In an era of strained budgets and scarce public resources, our local, state, and national governments need to prioritize reforming our civil justice system. Tort reform isn’t just about doctors and hospitals; employers of all sizes spend millions of dollars each year on liability insurance, stifling innovation and taking billions of dollars out of our economy. Plaintiffs’ lawyers have discovered that there is a significant amount of money to be made suing businesses, irrespective of whether they caused any harm. The rest of us pay the price, too, as lawsuit abuse drives the cost of doing business even higher.
New Jersey-based businesses are especially vulnerable to lawsuit abuse. The Garden State’s civil justice laws are antiquated and have made us infamous for frivolous litigation, and this distinction has become more pronounced as competing states have enacted reform measures. “Litigation tourism” – the phenomenon in which residents of other states come here to sue because our laws make it easier for them to collect the largest settlements – is not the kind of industry we need here in New Jersey.
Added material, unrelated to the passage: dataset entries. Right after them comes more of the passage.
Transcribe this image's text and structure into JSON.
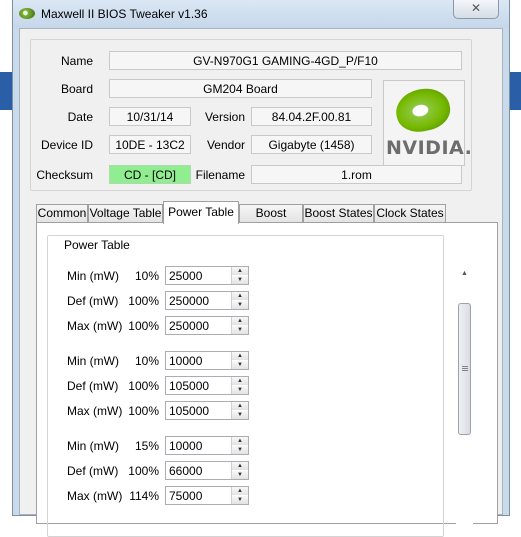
{
  "window": {
    "title": "Maxwell II BIOS Tweaker v1.36",
    "close_glyph": "✕"
  },
  "info": {
    "name_label": "Name",
    "name_value": "GV-N970G1 GAMING-4GD_P/F10",
    "board_label": "Board",
    "board_value": "GM204 Board",
    "date_label": "Date",
    "date_value": "10/31/14",
    "version_label": "Version",
    "version_value": "84.04.2F.00.81",
    "device_label": "Device ID",
    "device_value": "10DE - 13C2",
    "vendor_label": "Vendor",
    "vendor_value": "Gigabyte (1458)",
    "checksum_label": "Checksum",
    "checksum_value": "CD - [CD]",
    "filename_label": "Filename",
    "filename_value": "1.rom",
    "logo_text": "NVIDIA."
  },
  "tabs": [
    "Common",
    "Voltage Table",
    "Power Table",
    "Boost Table",
    "Boost States",
    "Clock States"
  ],
  "active_tab": "Power Table",
  "power_table": {
    "title": "Power Table",
    "rows": [
      {
        "label": "Min (mW)",
        "pct": "10%",
        "value": "25000"
      },
      {
        "label": "Def (mW)",
        "pct": "100%",
        "value": "250000"
      },
      {
        "label": "Max (mW)",
        "pct": "100%",
        "value": "250000"
      },
      {
        "label": "Min (mW)",
        "pct": "10%",
        "value": "10000"
      },
      {
        "label": "Def (mW)",
        "pct": "100%",
        "value": "105000"
      },
      {
        "label": "Max (mW)",
        "pct": "100%",
        "value": "105000"
      },
      {
        "label": "Min (mW)",
        "pct": "15%",
        "value": "10000"
      },
      {
        "label": "Def (mW)",
        "pct": "100%",
        "value": "66000"
      },
      {
        "label": "Max (mW)",
        "pct": "114%",
        "value": "75000"
      }
    ]
  },
  "colors": {
    "checksum_ok": "#90ee90",
    "nvidia_green": "#76b900"
  },
  "icons": {
    "app": "nvidia-eye-icon",
    "spin_up": "spin-up-icon",
    "spin_down": "spin-down-icon"
  }
}
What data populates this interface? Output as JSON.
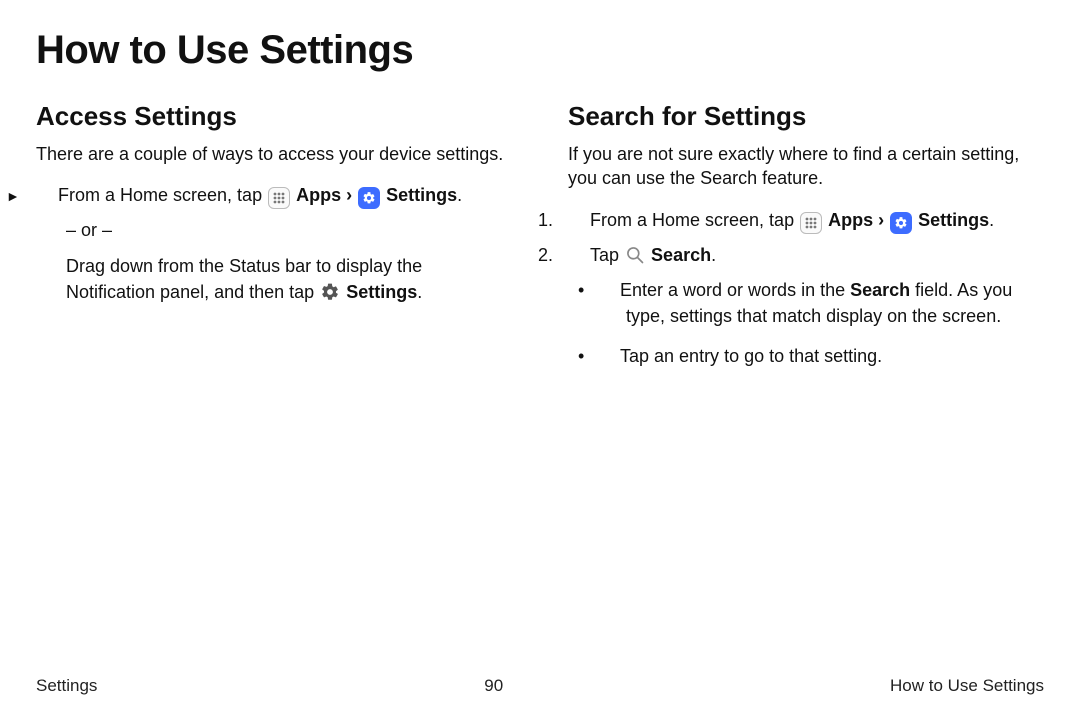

A Rutgers-Eagleton survey found that 87 percent of New Jersey businesses with fewer than 500 employees want the state legislature to prioritize reforming our civil justice system. It’s estimated that New Jersey would create 35,000 – 94,000 new jobs by enacting comprehensive tort reform proposals. And the best part about legal reform is that unlike many other ways to stimulate the economy, bringing common sense to our civil justice system doesn’t require a line-item in the state budget.